Does this work in a real life situation? I decided to take Tiger Woods and his wife Elin’s current situation after his affair. Tiger has to be truly sorry for his affairs and honestly recognize the damage his actions have cause in his marriage. He also must his desire to be forgiven. Elin, on her part, has to find that love she may have for Tiger and desire not to punish him for the affairs in order to forgiveness to even begin. Then both must recognize that Tiger is going to have to re-earn his wife’s trust and that the physical, emotional, spiritual, and emotional wounds run deep. There is going to take time to work through those issues. Even if Elin and Tiger can work through Tiger’s affairs, there will always be that scar left over. Perhaps my theory works…
Some of you will say well this is a Christian blog and what about God’s forgiveness. Doesn’t God forget our sins the moment we are sorry? I think God does forget our sins. But we as human beings still have to go through the process.
While God is ready to not punish us for our sins because of God’s incredible love for us, we still need to recognize the damage our sin created and be sorry for that damage. We also have to be honest that we have altered the relationship with God because of our sin, and that we will need to change to restore that relationship. Usually, it is allowing ourselves to believe God truly loves us enough to forget our sin no matter how large it is. Again, it looks like a process…
The past week we recounted the Passion and Resurrection of Jesus. Many of us prefer to focus on the Resurrection because: 1) it is easier to reflect on because we prefer to not to deal with pain and suffering; 2) the Resurrection if proof to us that Jesus was indeed the Messiah. It is what convince the first believers and on which all Christian faiths build their foundations.
In my recent personal reflection on the Passion, something struck me today. OK, it isn’t something new, I just revisited something I forgot.
Jesus died so that we may be freed from the spiritual punishment of sin, permanent separation form God. The reason I say spiritual punishment, we will always suffer the temporal affects of sin. If I sin against my wife, our relationship suffers because of that sin. If I am sorry and repent my sin, God forgives me. My wife may forgive me, but that damage will always be in my relationship; to what degree will always depend on the serious of the sin and how much I do to make preparations for the sin. A the some time, we need to realize that Jesus didn’t give us a blank check saying do whatever you want, I’ll will pay for it. We are too avoid sin.
However, Jesus’ death becomes more powerful if we place on the cross those things that cause us to sin. If my anger causes me to lash out in unhealthy and sinful ways, then I need to put my anger on the cross. That doesn’t mean Jesus will never let me become angry again, but if I left than anger on the cross, Jesus will help me express and deal with that anger in healthier ways.

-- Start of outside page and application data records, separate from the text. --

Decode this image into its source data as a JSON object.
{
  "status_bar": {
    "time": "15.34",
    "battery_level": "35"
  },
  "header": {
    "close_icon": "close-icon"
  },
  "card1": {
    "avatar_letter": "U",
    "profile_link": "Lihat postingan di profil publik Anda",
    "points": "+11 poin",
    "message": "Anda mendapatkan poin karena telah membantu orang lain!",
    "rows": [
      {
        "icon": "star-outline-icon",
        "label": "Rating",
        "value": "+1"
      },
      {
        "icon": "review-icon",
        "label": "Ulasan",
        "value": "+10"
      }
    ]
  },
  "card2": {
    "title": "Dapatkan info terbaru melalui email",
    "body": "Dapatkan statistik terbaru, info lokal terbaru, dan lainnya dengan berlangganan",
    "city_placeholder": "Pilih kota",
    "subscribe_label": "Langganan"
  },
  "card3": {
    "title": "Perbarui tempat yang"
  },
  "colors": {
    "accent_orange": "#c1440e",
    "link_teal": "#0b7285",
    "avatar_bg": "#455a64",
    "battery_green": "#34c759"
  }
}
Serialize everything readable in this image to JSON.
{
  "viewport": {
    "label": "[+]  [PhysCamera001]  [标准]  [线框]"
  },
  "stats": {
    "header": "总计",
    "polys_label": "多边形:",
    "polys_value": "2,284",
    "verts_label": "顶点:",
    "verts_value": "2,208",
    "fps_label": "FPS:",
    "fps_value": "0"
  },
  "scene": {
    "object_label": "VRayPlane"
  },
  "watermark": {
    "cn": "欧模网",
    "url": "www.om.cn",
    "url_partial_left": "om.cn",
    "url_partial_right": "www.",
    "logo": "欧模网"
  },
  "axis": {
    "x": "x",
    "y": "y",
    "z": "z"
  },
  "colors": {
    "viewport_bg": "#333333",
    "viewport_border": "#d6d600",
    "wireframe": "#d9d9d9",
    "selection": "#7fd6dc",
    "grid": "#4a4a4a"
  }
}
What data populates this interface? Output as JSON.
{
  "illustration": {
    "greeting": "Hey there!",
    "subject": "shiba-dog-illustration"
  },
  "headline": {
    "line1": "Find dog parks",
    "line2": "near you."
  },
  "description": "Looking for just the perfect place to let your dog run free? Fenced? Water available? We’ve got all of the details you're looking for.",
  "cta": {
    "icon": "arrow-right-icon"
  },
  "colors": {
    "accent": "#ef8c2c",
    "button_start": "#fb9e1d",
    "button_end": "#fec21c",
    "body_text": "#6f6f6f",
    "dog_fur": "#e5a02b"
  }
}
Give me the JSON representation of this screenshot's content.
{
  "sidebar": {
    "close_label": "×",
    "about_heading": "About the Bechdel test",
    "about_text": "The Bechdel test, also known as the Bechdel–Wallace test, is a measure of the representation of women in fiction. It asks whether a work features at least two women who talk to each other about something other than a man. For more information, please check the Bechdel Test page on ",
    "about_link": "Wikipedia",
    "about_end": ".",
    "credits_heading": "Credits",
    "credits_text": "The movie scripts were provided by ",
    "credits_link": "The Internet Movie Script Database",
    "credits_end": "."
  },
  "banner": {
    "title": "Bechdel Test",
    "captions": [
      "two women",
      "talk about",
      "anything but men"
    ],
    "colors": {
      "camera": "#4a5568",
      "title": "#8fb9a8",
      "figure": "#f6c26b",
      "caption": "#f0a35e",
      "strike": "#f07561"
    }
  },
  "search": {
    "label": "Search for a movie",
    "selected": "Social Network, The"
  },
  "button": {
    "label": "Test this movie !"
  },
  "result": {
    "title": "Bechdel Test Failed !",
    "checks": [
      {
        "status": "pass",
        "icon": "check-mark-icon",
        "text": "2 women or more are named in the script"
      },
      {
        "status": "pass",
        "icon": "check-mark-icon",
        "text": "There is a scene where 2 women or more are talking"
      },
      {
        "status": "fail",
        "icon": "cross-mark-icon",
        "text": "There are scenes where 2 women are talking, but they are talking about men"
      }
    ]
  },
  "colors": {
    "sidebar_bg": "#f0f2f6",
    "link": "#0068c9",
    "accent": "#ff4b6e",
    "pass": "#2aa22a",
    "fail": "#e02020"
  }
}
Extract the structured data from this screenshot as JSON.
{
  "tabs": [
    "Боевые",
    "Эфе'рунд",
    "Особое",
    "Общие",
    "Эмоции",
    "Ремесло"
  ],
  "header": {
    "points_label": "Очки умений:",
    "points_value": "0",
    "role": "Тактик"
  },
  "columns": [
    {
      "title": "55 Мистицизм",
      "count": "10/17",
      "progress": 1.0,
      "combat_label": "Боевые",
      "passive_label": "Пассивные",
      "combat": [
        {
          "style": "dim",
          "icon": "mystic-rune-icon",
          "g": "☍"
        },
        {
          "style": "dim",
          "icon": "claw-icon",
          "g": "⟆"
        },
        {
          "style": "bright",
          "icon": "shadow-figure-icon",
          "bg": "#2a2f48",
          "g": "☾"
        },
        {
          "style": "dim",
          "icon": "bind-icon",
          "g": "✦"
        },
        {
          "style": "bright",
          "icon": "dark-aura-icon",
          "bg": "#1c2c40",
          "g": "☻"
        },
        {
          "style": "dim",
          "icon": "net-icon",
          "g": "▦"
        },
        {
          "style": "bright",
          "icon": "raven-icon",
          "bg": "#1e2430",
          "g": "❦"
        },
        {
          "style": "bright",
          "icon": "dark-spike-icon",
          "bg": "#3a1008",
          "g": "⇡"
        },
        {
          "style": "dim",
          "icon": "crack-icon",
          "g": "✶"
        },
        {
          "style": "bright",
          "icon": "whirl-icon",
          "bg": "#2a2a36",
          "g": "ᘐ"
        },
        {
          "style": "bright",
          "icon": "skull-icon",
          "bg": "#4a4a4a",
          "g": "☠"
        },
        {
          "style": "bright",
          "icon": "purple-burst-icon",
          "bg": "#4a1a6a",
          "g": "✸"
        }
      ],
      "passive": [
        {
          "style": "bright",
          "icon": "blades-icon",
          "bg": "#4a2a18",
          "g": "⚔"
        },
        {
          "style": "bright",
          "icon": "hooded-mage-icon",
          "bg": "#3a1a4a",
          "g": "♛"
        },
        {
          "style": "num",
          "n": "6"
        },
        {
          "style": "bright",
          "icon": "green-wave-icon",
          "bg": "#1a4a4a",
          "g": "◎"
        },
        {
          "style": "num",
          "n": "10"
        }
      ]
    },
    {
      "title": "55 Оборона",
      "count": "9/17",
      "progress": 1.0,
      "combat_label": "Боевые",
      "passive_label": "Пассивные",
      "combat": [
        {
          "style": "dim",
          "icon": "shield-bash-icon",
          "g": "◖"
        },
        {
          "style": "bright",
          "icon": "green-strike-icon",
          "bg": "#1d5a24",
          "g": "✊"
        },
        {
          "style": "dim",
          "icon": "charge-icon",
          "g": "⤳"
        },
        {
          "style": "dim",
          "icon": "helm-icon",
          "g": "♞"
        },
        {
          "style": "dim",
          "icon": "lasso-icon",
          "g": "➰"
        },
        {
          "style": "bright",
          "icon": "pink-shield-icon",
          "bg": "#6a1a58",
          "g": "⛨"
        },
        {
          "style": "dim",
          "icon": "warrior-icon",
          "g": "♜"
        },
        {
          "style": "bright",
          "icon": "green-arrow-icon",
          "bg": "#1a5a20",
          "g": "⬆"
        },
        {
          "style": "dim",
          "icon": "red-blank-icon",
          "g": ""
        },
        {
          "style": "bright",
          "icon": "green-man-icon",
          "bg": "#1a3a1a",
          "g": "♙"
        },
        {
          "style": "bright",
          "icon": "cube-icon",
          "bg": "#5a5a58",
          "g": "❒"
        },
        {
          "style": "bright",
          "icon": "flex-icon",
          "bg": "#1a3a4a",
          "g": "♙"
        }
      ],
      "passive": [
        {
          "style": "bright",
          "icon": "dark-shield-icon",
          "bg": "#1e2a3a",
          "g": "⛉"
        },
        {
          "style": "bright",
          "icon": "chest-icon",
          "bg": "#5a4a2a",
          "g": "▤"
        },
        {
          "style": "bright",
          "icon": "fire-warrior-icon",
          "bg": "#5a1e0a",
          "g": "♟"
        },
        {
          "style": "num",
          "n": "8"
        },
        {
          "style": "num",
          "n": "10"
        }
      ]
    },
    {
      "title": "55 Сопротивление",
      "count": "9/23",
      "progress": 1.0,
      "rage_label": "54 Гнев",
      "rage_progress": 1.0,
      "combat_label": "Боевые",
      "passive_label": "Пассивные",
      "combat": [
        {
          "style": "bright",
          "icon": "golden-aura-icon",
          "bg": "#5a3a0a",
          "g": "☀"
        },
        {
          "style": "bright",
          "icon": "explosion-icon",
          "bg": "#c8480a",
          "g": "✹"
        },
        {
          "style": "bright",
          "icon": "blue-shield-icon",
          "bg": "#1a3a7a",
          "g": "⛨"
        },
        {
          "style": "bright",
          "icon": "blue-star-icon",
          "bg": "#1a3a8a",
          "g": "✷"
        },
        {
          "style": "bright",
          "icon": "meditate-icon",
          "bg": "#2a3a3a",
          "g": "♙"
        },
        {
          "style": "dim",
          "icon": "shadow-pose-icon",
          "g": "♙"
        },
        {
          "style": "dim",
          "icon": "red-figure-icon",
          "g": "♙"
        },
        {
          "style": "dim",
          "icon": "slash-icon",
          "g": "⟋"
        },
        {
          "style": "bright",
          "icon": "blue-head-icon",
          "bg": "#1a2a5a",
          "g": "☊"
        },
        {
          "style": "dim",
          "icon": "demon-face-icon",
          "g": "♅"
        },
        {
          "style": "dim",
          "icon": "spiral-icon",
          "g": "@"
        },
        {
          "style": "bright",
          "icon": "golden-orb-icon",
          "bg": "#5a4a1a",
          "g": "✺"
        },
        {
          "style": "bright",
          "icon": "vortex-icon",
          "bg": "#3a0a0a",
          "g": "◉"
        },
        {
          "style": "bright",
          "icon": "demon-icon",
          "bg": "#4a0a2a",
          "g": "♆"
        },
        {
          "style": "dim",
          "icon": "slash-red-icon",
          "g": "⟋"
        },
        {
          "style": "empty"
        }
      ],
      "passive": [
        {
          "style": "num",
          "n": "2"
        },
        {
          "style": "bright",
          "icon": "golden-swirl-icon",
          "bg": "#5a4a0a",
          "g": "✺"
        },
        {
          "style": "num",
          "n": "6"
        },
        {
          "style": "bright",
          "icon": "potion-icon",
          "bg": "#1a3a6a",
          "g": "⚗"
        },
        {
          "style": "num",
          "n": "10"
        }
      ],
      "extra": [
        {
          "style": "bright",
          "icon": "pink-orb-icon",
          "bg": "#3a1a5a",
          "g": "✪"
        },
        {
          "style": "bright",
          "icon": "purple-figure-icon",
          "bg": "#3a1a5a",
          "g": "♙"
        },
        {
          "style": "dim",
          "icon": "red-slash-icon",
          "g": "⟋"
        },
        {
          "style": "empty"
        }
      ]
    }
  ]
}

We are challenged during Lent to give up something, but it doesn’t mean this process is to stop after Easter. Instead we are to echo Lent and Easter throughout our lives. When we encounter sin in our lives, we not only look at the sin but also its’ source. Then we bring it to Jesus who is dying and the cross and let him take not only the sin but its’ source.
If we truly let Christ take our sin and the source of the sin from us, we will experience Easter again and again.
Jesus in the Garden of Gethsemane asks Peter who has fallen asleep as Jesus prayed, “Could you not watch one hour?” The disappointment in the statement is obvious. But Jesus also recognizes Peter’s human limits by continuing, “..[T]he spirit is indeed but the flesh is weak.” This Holy Week Jesus ask that you spend time with Him through his death and resurrection, as best as you are able. Take some time and experience God’s gift of love…even for just a minute each day…. He doesn’t want you to feel guilty about his cruxification and suffering; he did that willingly because he loves you. He wants you to experience and realize the depth of God’s love for you.